- Density altitude. POH performance charts should also provide correction figures for nonstandard density altitudes. Compensate for density altitude when making your takeoff calculations. Remember also that high density altitudes usually require manual leaning to achieve a takeoff mixture setting. Check the POH “Normal Procedures” section for information on optimizing mixture setting for high-altitude takeoffs.
- Weight. The lighter, the better, so far as takeoff performance goes. All else being equal, plan to take off at the lightest weight that fuel requirements (including a generous reserve) dictate. If you’re taking off from a short field and will need a lot of fuel for your trip, consider taking off with a reduced fuel load and planning an early stop to top off en route.
- Center of gravity. Load the airplane so the c.g. is well within limits. Do you need to sit down with the POH and pencil out a loading report every time you take off? Not really — after you’ve done it a few times, you’ll know what’ll work (and what WON’T) under normal circumstances. When you’re flying out of a shorter runway, or at a higher density altitude, or loaded heavier than is normal FOR YOU, well, that’s when you do need to compute your center of gravity location and other performance factors before the flight.
- Runway surface. Wet, contaminated, or unpaved runways will degrade takeoff performance. But by how much? The Cessna 172RG POH says “for operation on a dry, grass runway, increase distances by 15% of the ‘ground roll’ figure.” Kershner gives us further guidance:
|Runway Surface||Increase Distance by|
- Runway slope. This one is very subjective because the slope of the runway can be very gentle, or very steep. Kershner suggests a 10% additional correction to computed figures for an uphill run, and confirms my experience that often it’s better to take off downhill with a tailwind than to try it uphill with a headwind. Best bet is to be very cautious and conservative, and make any uphill takeoffs at as light a weight and as cool a temperature as possible. Pick an expected rotation point for your “acceleration target,” and immediately abort the takeoff if you haven’t reached flying speed by that point.

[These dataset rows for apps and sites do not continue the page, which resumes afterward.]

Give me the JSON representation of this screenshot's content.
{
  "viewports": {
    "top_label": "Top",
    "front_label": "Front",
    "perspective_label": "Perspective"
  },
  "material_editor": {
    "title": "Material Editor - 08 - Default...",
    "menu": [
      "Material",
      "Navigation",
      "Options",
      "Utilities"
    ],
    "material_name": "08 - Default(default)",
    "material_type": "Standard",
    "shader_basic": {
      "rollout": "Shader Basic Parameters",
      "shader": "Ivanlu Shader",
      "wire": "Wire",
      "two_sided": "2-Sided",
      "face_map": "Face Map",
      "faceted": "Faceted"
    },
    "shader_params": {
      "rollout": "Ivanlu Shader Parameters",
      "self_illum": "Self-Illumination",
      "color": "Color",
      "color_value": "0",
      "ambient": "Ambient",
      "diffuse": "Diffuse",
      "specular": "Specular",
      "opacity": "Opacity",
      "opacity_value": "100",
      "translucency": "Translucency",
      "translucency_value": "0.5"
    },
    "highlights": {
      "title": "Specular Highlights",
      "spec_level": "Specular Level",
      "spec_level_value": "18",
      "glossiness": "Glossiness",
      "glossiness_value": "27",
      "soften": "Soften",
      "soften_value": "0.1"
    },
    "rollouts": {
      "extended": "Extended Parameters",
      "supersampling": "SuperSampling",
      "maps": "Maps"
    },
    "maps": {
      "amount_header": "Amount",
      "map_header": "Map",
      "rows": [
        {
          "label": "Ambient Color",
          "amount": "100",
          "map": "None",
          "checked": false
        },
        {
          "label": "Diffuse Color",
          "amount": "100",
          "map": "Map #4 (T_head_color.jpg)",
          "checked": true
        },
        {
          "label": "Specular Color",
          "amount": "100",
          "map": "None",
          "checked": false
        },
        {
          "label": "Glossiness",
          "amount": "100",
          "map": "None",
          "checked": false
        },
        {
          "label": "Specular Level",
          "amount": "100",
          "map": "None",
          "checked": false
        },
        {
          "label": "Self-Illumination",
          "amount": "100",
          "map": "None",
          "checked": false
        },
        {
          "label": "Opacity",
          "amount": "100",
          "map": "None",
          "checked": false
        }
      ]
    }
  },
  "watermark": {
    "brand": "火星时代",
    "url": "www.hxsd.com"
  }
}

- Airplane condition. Assuming the airplane is properly rigged and the engine is in good condition, your defense against “airplane condition” factors is to properly inspect the aircraft before flight, and assure the airplane is free of ice, snow, frost or other contamination. Close inspect the propeller for nicks (ask your mechanic to show you what is, and what is NOT, airworthy in the way of a damaged propeller). Keep the airplane clean and remove insects from the leading edges of the wing — dirt and bugs alone probably won’t keep an airplane from flying, but combined with other factors it’s one more level of risk you don’t need to take.
- Pilot technique. The POH lists a technique required to get “book” performance. If your planned takeoff is short enough that you need to calculate distances for the specific flight (the runway and conditions aren’t “normal” to you, so your previous calculations aren’t valid), then review AND USE the POH takeoff technique. This probably includes powering up before brake release, flaps settings, rotation speeds, and initial climb speeds or pitch attitudes.
- The unexpected. Here’s where you earn your keep as a pilot. If you’ve properly accounted for all the “knowns” for your takeoff, and for some reason can’t attain one or more “takeoff targets” … if that animal wanders onto the runway … if the engine hesitates … if a door pops open or any number of other unexpected distractions crop up, you’ll need to be ready to abort the takeoff. You’ll need to do it promptly and safely, avoiding (or at least minimizing) injury and damage.
BOTTOM LINE: With all this to think about and evaluate before taking off, it’s a wonder any of us ever actually leave the ground. In practice, it’s an easy habit that begins long before you get in the airplane. Learn and use the tools you need to anticipate and compensate for reductions in aircraft performance — and to immediately detect when you need to throw in the towel and abort a takeoff in progress.
Next time we’ll finish up by reviewing considerations for safely aborting a takeoff.